> TASK STATEMENT: Whenever a line of the entries below holds the string "System", copy that line and return it.

> MATERIAL SHOWN:
-- Opening Marker --

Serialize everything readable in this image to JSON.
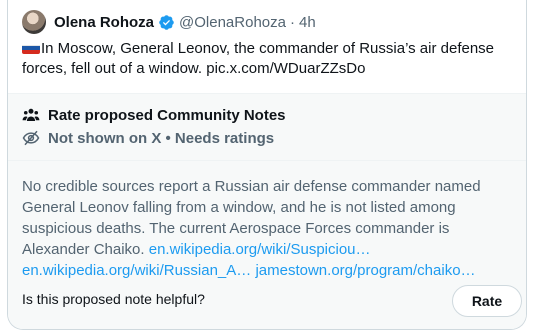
{
  "tweet": {
    "author_name": "Olena Rohoza",
    "handle": "@OlenaRohoza",
    "separator": "·",
    "time": "4h",
    "text": "In Moscow, General Leonov, the commander of Russia’s air defense forces, fell out of a window. pic.x.com/WDuarZZsDo",
    "flag_colors": [
      "#ffffff",
      "#1c57a7",
      "#d52b1e"
    ]
  },
  "community_notes": {
    "header_label": "Rate proposed Community Notes",
    "status_label": "Not shown on X • Needs ratings",
    "note_body": "No credible sources report a Russian air defense commander named General Leonov falling from a window, and he is not listed among suspicious deaths. The current Aerospace Forces commander is Alexander Chaiko. ",
    "links": [
      "en.wikipedia.org/wiki/Suspiciou…",
      "en.wikipedia.org/wiki/Russian_A…",
      "jamestown.org/program/chaiko…"
    ],
    "helpful_question": "Is this proposed note helpful?",
    "rate_button": "Rate"
  },
  "colors": {
    "link": "#1d9bf0",
    "verified": "#1d9bf0",
    "muted": "#536471"
  }
}
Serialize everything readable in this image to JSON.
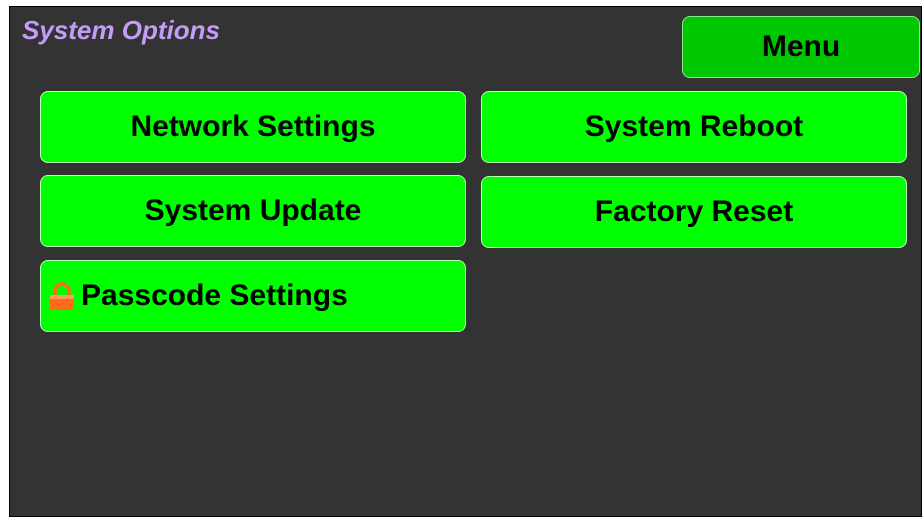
{
  "header": {
    "title": "System Options",
    "menu_label": "Menu"
  },
  "options": [
    {
      "label": "Network Settings"
    },
    {
      "label": "System Reboot"
    },
    {
      "label": "System Update"
    },
    {
      "label": "Factory Reset"
    },
    {
      "label": "Passcode Settings",
      "icon": "lock-icon"
    }
  ],
  "colors": {
    "background": "#333333",
    "title": "#c49cf7",
    "button": "#00ff00",
    "menu_button": "#00c800",
    "lock": "#ff6a1a"
  }
}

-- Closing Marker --

> ANSWER TO THIS TASK:
    "title": "System Options",
      "label": "System Reboot"
      "label": "System Update"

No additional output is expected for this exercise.